Hilary Milne:

“Our number one priority is: We need to build experiences that capitalize on mobile,” said Rich Jones, Asos’s head of product and UX. “We’re designing experiences that are essentially right for the customers’ devices because their entire lives are here. How do we make sure our experience matches that?”
 
 It helps that the majority of Asos’s traffic and conversions are happening there. Globally, 70 percent of traffic and 58 percent of purchases happen on mobile. In the U.K., where Asos is headquartered, those figures creep up, to 80 percent and 70 percent for traffic and conversions, respectively.
 
 Jones said that when figuring out how to improve the mobile app, the technology team turns to customer pain points and figures out how to solve them. One of Asos’s strengths is its vast inventory of 85,000 products from 200 brands, and it’s resonating with customers. In its latest earnings report for the third quarter of 2017, retail sales were up 32 percent, to $859 million, putting it on track to hit $103 million in profits for the year.
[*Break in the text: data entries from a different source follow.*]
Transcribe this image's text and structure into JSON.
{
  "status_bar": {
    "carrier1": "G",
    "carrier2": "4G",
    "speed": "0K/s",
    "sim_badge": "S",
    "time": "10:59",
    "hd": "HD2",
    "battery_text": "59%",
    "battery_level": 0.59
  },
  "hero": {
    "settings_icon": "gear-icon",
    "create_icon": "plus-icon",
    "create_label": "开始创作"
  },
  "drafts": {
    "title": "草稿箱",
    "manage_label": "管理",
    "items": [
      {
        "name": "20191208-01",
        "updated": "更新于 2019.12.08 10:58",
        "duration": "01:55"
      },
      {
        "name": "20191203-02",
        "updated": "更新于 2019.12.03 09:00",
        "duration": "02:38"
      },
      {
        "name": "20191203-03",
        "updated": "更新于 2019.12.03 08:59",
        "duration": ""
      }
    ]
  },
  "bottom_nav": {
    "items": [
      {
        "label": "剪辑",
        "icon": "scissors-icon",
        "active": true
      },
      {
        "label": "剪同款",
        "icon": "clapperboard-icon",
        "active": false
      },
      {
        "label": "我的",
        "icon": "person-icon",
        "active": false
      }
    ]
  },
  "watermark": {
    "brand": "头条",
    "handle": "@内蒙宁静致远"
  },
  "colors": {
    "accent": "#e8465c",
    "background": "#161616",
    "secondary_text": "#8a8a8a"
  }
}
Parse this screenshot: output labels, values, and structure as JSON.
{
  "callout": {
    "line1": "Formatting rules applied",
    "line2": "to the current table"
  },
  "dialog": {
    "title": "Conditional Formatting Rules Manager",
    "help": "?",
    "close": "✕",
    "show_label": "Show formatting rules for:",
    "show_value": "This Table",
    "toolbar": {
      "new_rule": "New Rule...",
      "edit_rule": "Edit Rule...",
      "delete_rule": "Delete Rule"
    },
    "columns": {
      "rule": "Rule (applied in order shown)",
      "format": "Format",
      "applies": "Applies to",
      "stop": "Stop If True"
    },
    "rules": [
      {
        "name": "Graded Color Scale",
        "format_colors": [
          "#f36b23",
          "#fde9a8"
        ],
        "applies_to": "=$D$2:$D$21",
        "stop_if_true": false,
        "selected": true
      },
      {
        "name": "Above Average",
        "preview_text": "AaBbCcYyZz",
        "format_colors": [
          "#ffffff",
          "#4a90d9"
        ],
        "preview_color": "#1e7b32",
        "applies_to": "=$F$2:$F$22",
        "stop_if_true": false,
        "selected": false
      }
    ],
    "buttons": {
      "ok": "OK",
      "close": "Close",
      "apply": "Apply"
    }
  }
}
For their most recent results, Asos outpaced competitors like Zara, where sales rose 17 percent, and H&M, which saw a 9 percent sales bump.
 
 But while scrolling through endless product pages is suitable for desktop, such a dense assortment is difficult to digest on mobile, a problem Jones and his team set out to fix.